35W Bridge Collapse: Lessons Learned Two Years Later
State transportation officials are touting lessons learned and changes made since the deadly collapse of the I-35W Mississippi River span two years ago, and some of these developments point a finger of responsibility at Minnesota's bridge management practices of the recent past.
MnDOT says it has beefed up its bridge inspection and maintenance staffs, improved internal communications about bridge conditions, and revised its procedures for checking key structural members and loading bridge decks.
In addition, the state has sued its structural engineering consultants, claiming they failed to carefully assess the doomed 35W span's deficiencies. And, perhaps most tellingly, it has launched a nation-leading bridge improvement program, committing $2.5 billion to replace or rehab 120 state highway spans over the next decade.
All of this is commendable. But it also supports criticism leveled at Gov. Tim Pawlenty and former Transportation Commissioner Carol Molnau for opposing new user revenues for roads and bridges and for slashing MnDOT's maintenance operations by more than $35 million in 2003 in favor of stepped-up highway construction without tax increases.
Shortly after the tragedy of Aug. 1, 2007, killed 13 people, injured 145 and drained $60 million from the Minnesota economy, state and federal officials insisted that the cause was strictly a faulty structural design from the 1960s - something the bridge's 21st century managers couldn't know about or address.
Latest developments, however, cast significant doubt on that clean bill of blamelessness.
* MnDOT hired seven new metro bridge inspectors in April, increasing the number of inspection crews from six to seven. Statewide, that makes 84 inspectors responsible for keeping an eye on 14,000 state, county and city bridges. "They have increased their efforts, but it took them nearly two years to do it," said Jennifer Munt, spokeswoman for AFSCME Council 5, the labor union that represents many MnDOT workers. "MnDOT still lacks the staff and the funds it needs to keep motorists safe."

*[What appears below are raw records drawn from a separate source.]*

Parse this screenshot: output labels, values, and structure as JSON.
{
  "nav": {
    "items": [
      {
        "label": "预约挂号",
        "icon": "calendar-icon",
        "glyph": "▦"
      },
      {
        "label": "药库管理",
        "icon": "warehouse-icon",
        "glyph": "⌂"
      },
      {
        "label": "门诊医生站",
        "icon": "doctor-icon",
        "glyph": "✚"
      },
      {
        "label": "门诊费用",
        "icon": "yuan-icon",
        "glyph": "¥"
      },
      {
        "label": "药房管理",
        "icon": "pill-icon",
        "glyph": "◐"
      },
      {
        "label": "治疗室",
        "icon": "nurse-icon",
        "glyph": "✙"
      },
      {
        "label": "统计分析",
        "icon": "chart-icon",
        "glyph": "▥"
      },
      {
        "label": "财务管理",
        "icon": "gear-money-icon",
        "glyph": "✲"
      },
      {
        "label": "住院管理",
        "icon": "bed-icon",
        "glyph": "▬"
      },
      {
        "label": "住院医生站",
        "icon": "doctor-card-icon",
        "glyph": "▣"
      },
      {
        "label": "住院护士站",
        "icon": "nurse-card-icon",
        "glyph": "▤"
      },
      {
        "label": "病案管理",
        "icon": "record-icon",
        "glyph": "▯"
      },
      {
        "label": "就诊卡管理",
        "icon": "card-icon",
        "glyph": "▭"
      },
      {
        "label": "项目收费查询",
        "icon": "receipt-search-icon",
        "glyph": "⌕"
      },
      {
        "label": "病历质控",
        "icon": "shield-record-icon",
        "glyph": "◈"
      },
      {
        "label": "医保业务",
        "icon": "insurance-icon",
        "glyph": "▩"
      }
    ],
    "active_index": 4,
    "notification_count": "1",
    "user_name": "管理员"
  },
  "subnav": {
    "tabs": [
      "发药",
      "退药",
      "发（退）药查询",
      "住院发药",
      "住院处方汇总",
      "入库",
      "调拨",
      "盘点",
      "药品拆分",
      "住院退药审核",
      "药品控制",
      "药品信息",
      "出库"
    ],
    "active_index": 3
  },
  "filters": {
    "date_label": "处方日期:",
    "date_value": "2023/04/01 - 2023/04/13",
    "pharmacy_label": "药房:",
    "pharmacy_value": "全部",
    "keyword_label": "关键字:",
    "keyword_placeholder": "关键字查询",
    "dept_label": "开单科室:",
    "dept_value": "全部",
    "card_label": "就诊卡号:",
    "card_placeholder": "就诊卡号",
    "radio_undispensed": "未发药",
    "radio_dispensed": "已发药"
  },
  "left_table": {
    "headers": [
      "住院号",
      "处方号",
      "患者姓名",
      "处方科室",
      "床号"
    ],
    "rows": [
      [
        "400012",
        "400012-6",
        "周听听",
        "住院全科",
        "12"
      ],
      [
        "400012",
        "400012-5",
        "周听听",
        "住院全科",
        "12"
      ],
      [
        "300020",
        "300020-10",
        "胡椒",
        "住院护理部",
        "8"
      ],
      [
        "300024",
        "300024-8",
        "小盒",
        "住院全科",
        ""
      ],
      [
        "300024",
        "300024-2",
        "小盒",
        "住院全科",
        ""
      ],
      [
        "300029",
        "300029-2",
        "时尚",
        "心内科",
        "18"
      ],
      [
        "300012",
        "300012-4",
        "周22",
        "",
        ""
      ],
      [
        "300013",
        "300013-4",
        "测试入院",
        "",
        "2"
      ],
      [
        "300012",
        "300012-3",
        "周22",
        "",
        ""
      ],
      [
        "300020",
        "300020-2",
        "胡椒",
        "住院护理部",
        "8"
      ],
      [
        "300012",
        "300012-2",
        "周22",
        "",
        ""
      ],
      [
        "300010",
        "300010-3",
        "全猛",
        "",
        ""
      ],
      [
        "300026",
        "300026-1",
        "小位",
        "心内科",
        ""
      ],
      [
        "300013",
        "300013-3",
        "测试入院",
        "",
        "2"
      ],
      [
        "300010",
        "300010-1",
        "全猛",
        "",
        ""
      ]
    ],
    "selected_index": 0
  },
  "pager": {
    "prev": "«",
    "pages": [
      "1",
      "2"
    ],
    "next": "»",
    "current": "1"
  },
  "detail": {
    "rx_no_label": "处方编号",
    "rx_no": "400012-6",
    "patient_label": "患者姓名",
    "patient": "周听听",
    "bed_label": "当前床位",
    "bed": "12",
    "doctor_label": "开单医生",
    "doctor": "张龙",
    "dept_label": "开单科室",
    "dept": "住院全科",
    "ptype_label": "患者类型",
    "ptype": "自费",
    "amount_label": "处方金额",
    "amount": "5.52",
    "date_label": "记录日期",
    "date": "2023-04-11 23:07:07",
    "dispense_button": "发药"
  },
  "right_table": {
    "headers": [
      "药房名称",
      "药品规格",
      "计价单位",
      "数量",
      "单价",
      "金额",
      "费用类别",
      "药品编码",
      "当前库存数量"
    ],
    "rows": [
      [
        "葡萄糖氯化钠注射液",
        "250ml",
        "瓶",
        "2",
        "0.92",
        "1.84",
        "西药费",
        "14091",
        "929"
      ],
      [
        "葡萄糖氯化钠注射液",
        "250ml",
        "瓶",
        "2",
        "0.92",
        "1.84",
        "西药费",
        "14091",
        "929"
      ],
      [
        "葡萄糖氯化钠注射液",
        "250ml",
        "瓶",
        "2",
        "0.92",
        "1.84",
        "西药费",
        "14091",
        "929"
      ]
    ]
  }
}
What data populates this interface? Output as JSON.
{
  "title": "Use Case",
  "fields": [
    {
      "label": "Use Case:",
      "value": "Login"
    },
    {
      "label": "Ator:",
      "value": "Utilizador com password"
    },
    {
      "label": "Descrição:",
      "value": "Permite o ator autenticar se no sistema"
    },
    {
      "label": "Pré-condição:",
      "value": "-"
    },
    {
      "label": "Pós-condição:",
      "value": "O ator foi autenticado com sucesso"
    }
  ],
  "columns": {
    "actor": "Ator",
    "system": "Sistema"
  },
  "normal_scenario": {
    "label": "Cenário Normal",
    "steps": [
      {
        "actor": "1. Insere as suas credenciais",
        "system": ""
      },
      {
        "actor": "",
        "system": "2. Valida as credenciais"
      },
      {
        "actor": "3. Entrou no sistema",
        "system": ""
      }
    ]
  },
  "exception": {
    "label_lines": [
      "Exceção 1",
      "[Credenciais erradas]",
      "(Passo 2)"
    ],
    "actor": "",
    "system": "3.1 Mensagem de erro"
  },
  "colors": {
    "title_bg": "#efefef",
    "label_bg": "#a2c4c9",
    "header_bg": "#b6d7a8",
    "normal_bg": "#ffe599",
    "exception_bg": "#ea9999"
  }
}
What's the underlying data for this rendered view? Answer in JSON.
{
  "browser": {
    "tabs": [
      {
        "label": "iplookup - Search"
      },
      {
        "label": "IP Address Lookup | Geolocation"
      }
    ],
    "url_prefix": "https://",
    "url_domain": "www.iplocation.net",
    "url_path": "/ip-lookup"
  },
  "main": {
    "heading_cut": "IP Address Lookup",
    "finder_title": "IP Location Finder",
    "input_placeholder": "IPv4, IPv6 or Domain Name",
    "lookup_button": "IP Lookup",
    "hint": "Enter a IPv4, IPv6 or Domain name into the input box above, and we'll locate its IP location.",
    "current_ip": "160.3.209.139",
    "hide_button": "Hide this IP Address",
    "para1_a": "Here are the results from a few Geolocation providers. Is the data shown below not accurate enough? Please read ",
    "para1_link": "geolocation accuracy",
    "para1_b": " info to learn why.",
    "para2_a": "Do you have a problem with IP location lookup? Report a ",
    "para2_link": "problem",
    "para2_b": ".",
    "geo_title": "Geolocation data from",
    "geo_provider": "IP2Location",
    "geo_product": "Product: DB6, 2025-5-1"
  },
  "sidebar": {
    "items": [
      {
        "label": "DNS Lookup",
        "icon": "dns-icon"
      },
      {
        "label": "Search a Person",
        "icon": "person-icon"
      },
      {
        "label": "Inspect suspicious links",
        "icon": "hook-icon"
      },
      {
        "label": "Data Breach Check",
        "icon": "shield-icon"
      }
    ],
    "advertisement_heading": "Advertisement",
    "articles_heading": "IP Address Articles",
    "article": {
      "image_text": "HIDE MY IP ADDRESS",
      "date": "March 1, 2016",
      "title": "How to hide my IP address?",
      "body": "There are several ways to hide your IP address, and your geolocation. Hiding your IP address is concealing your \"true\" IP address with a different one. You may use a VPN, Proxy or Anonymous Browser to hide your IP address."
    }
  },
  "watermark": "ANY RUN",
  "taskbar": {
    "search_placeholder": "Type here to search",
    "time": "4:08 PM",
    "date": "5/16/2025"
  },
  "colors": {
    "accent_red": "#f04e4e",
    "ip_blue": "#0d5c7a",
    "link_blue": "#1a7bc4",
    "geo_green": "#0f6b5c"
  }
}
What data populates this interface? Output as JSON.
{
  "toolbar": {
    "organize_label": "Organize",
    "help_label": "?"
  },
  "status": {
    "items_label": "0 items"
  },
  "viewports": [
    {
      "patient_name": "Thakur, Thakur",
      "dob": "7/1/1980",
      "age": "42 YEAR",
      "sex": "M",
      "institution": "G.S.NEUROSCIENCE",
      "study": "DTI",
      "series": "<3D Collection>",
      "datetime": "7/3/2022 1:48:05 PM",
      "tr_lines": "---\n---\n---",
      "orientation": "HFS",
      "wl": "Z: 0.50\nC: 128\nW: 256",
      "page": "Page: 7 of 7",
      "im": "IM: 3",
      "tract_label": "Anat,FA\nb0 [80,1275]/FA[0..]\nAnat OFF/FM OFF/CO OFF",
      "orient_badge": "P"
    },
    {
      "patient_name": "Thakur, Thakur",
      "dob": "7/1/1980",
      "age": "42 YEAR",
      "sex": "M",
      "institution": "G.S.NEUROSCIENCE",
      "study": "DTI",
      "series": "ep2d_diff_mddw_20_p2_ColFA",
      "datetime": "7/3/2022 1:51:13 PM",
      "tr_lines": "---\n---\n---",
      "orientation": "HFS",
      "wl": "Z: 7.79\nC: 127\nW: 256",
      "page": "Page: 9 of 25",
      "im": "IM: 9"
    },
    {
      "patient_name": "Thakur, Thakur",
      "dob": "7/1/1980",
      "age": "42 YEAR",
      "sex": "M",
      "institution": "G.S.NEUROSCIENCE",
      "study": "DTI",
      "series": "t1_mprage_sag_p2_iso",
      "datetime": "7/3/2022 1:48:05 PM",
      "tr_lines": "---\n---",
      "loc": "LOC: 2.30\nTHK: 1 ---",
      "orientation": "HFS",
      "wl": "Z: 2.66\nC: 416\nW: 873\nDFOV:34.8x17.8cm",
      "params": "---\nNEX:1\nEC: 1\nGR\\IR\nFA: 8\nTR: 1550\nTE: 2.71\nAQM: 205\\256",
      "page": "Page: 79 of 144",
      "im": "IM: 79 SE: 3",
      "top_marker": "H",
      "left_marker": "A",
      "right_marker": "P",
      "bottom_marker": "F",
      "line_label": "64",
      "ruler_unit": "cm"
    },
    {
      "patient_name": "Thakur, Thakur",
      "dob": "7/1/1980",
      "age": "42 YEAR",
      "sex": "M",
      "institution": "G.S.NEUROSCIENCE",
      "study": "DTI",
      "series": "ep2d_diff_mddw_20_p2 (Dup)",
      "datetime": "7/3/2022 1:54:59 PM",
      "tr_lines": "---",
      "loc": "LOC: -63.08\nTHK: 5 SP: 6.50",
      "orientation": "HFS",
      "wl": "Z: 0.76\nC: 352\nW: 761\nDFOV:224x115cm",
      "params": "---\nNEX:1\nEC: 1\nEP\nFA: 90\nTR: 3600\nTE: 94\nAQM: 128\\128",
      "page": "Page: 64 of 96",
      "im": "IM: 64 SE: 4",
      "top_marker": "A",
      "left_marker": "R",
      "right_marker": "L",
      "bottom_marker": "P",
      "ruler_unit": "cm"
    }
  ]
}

* MnDOT's maintenance staff has grown by 281 AFSCME workers since the beginning of 2008, Munt said. This could begin to correct a chronic problem of bridge inspection findings being ignored because "MnDOT was broke," she added. But there's a catch. The Legislature this year transferred $35 million from MnDOT operations to reserves that could cover new construction cost overruns. "They've repeated the administration's mistakes," Munt said. "We're revisiting the problems of the past."
* MnDOT has new guidelines limiting the weight of thicker pavement and construction materials that can be placed on bridges. Such additions put hundreds of tons of new stress on the old 35W bridge over the years. And MnDOT engineers say they are paying more attention to bridge structural deficiencies noted by inspectors.
* URS Corp., the engineering consultants being sued by the state, urged a $2 million project in 2006 to reinforce gusset plates on the 35W span - steel girder connectors whose failure is the official chief cause of the collapse. Less than a year before the disaster, MnDOT rejected the recommendation. "That happens many times," Molnau told the Start Tribune in November 2007.
* Finally, in the most aggressive response by any state in the wake of the 35W collapse, MnDOT quickly closed several other major bridges suspected of similar structural failings. Some have reopened and are scheduled for accelerated replacement - thanks to the Legislature's override in February 2008 of Pawlenty's veto of much-needed transportation funding.
As the Mankato Free Press editorialized about the 35W tragedy last year, "MnDOT officials, because of budget concerns, did not properly fix what was clearly a bridge that needed major repairs [and] had been rated severely deficient for 17 years ... It should give public officials pause the next time they think about keeping investments low to achieve a tax ranking. Our zeal to improve our tax ranking apparently trumped our zeal to keep the public safe."
Whoever or whatever was really to blame for the 35W disaster, Minnesota should never again shortchange its best efforts to make sure our bridges are safe to cross.